===== Source information

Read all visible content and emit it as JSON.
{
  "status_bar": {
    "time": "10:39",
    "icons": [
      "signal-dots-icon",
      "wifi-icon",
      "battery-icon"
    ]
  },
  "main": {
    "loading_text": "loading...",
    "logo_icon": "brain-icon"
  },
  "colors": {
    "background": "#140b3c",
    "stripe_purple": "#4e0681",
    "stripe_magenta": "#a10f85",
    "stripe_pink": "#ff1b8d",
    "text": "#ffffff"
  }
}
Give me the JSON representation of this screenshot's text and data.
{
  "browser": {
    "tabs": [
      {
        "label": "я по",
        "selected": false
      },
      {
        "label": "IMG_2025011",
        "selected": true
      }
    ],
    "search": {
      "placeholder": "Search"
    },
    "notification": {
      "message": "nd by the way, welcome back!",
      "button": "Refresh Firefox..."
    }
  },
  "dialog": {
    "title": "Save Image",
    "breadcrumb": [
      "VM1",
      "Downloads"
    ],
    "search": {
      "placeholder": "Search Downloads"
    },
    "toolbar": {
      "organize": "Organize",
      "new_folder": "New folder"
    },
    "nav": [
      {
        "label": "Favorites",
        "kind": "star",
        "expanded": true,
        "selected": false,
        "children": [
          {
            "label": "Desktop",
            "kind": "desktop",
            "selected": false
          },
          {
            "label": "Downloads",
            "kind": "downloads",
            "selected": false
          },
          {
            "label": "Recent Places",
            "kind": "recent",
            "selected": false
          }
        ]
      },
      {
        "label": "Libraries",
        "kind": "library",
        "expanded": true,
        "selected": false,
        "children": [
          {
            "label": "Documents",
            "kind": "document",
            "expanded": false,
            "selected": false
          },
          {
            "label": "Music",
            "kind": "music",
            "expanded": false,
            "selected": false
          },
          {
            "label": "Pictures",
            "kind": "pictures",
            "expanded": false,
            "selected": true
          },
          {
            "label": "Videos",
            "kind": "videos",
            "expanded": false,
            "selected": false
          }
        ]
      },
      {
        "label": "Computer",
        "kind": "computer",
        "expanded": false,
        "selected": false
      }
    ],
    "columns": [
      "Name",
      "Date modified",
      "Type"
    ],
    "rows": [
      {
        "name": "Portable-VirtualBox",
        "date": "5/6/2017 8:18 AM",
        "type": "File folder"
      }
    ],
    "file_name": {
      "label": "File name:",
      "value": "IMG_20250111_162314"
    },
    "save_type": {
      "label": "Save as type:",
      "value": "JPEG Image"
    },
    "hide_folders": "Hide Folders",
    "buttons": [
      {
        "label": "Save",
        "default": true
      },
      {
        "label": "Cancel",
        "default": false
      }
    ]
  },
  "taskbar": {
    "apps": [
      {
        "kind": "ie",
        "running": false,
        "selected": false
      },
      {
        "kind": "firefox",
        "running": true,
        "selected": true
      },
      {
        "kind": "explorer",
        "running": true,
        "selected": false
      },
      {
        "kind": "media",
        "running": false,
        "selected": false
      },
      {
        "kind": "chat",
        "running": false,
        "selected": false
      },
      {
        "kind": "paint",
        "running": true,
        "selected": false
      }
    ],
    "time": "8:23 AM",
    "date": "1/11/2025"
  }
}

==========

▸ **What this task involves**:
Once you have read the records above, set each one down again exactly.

▸ **Task solution**:
Read all visible content and emit it as JSON.
{
  "status_bar": {
    "time": "10:39",
    "icons": [
      "signal-dots-icon",
      "wifi-icon",
      "battery-icon"
    ]
  },
  "main": {
    "loading_text": "loading...",
    "logo_icon": "brain-icon"
  },
  "colors": {
    "background": "#140b3c",
    "stripe_purple": "#4e0681",
    "stripe_magenta": "#a10f85",
    "stripe_pink": "#ff1b8d",
    "text": "#ffffff"
  }
}
Give me the JSON representation of this screenshot's text and data.
{
  "browser": {
    "tabs": [
      {
        "label": "я по",
        "selected": false
      },
      {
        "label": "IMG_2025011",
        "selected": true
      }
    ],
    "search": {
      "placeholder": "Search"
    },
    "notification": {
      "message": "nd by the way, welcome back!",
      "button": "Refresh Firefox..."
    }
  },
  "dialog": {
    "title": "Save Image",
    "breadcrumb": [
      "VM1",
      "Downloads"
    ],
    "search": {
      "placeholder": "Search Downloads"
    },
    "toolbar": {
      "organize": "Organize",
      "new_folder": "New folder"
    },
    "nav": [
      {
        "label": "Favorites",
        "kind": "star",
        "expanded": true,
        "selected": false,
        "children": [
          {
            "label": "Desktop",
            "kind": "desktop",
            "selected": false
          },
          {
            "label": "Downloads",
            "kind": "downloads",
            "selected": false
          },
          {
            "label": "Recent Places",
            "kind": "recent",
            "selected": false
          }
        ]
      },
      {
        "label": "Libraries",
        "kind": "library",
        "expanded": true,
        "selected": false,
        "children": [
          {
            "label": "Documents",
            "kind": "document",
            "expanded": false,
            "selected": false
          },
          {
            "label": "Music",
            "kind": "music",
            "expanded": false,
            "selected": false
          },
          {
            "label": "Pictures",
            "kind": "pictures",
            "expanded": false,
            "selected": true
          },
          {
            "label": "Videos",
            "kind": "videos",
            "expanded": false,
            "selected": false
          }
        ]
      },
      {
        "label": "Computer",
        "kind": "computer",
        "expanded": false,
        "selected": false
      }
    ],
    "columns": [
      "Name",
      "Date modified",
      "Type"
    ],
    "rows": [
      {
        "name": "Portable-VirtualBox",
        "date": "5/6/2017 8:18 AM",
        "type": "File folder"
      }
    ],
    "file_name": {
      "label": "File name:",
      "value": "IMG_20250111_162314"
    },
    "save_type": {
      "label": "Save as type:",
      "value": "JPEG Image"
    },
    "hide_folders": "Hide Folders",
    "buttons": [
      {
        "label": "Save",
        "default": true
      },
      {
        "label": "Cancel",
        "default": false
      }
    ]
  },
  "taskbar": {
    "apps": [
      {
        "kind": "ie",
        "running": false,
        "selected": false
      },
      {
        "kind": "firefox",
        "running": true,
        "selected": true
      },
      {
        "kind": "explorer",
        "running": true,
        "selected": false
      },
      {
        "kind": "media",
        "running": false,
        "selected": false
      },
      {
        "kind": "chat",
        "running": false,
        "selected": false
      },
      {
        "kind": "paint",
        "running": true,
        "selected": false
      }
    ],
    "time": "8:23 AM",
    "date": "1/11/2025"
  }
}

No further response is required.